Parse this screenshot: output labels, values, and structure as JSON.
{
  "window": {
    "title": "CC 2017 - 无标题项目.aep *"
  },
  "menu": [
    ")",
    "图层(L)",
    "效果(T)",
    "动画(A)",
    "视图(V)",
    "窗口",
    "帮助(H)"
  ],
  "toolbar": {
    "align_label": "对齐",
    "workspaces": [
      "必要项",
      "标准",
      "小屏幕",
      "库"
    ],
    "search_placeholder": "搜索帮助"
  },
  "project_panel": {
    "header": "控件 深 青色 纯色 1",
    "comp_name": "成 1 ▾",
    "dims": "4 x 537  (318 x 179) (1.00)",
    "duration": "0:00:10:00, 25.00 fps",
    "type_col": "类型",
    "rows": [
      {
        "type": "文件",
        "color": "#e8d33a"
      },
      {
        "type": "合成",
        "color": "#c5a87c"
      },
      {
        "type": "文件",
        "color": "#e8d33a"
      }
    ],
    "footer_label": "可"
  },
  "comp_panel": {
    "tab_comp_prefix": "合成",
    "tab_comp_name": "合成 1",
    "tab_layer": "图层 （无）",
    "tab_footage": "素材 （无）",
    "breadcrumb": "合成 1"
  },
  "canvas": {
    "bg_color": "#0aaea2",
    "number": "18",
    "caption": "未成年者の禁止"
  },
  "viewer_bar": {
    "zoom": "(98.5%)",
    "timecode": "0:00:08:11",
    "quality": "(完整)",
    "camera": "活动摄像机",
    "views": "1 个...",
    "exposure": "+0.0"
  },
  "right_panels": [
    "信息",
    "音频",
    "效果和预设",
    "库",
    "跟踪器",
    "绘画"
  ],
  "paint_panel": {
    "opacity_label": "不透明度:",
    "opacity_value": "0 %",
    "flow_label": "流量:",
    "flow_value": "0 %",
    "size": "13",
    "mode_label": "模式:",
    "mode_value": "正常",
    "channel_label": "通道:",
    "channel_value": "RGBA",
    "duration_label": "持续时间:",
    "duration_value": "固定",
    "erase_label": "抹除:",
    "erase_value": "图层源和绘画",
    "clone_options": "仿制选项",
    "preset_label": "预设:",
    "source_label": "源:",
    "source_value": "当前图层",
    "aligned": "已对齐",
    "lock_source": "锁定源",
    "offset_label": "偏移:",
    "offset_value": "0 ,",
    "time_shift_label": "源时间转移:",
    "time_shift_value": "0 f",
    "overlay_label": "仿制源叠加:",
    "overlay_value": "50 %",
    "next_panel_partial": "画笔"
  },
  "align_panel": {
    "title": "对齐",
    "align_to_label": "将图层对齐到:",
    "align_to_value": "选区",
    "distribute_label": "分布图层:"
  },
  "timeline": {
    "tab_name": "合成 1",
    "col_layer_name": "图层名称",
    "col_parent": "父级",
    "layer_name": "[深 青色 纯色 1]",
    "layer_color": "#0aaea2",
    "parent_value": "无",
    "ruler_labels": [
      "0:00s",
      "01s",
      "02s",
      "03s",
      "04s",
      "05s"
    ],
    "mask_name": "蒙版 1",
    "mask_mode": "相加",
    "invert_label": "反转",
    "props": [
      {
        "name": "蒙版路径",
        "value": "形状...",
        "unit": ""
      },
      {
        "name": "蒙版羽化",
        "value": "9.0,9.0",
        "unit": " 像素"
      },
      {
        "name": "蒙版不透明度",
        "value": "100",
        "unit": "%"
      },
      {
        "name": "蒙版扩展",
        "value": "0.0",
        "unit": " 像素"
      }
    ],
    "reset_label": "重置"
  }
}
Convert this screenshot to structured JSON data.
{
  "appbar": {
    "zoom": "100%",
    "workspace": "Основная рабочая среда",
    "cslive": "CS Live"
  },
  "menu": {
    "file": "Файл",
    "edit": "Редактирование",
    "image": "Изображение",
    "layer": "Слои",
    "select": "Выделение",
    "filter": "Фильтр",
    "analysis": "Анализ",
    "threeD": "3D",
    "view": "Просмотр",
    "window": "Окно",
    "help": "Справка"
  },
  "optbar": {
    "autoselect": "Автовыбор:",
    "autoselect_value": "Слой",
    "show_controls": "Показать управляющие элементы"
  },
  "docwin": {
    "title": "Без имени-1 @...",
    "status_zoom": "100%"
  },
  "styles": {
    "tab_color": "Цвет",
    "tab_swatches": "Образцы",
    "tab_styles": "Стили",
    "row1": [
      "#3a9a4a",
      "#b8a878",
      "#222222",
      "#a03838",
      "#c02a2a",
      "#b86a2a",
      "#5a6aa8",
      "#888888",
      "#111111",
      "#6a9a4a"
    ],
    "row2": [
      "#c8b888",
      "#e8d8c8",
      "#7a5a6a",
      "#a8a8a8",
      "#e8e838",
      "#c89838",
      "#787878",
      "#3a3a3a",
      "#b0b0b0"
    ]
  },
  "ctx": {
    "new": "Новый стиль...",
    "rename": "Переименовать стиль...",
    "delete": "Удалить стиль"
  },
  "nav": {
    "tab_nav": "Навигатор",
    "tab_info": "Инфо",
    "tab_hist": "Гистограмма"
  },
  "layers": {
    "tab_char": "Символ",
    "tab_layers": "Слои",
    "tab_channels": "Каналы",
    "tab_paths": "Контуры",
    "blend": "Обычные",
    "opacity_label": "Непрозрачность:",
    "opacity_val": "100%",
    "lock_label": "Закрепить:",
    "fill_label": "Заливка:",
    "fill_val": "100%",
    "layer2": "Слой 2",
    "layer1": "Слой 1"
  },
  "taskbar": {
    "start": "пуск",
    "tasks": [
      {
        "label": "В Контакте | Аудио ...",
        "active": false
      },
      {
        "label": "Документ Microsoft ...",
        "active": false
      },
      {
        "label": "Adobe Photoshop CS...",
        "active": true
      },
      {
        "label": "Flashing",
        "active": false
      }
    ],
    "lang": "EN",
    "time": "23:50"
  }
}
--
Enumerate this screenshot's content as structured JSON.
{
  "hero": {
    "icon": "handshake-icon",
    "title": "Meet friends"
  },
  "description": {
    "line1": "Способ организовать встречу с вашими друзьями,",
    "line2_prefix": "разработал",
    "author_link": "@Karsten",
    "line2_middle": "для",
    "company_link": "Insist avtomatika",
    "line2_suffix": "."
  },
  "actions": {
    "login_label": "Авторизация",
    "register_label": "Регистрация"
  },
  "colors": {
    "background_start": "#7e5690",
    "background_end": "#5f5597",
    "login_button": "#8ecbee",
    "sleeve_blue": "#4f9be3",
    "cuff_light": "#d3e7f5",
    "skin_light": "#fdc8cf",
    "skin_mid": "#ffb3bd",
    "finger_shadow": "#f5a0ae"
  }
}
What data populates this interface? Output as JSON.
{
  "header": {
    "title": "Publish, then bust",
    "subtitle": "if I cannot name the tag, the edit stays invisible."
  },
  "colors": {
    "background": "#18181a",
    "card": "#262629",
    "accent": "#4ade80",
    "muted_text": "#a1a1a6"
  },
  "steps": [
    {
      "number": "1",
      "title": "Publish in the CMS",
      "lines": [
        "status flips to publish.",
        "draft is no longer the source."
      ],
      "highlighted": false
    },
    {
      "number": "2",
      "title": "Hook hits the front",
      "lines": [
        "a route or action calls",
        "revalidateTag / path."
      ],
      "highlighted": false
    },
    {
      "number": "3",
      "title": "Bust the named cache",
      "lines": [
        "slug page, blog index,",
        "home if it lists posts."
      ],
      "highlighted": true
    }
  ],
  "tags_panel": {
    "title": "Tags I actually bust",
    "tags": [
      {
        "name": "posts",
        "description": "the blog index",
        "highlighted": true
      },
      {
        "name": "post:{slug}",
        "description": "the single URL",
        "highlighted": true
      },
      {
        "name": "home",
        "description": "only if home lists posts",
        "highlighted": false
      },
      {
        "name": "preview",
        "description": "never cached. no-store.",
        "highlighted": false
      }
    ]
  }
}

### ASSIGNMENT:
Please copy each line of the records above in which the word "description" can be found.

### OUTPUT:
  "description": {
        "description": "the blog index",
        "description": "the single URL",
        "description": "only if home lists posts",
        "description": "never cached. no-store.",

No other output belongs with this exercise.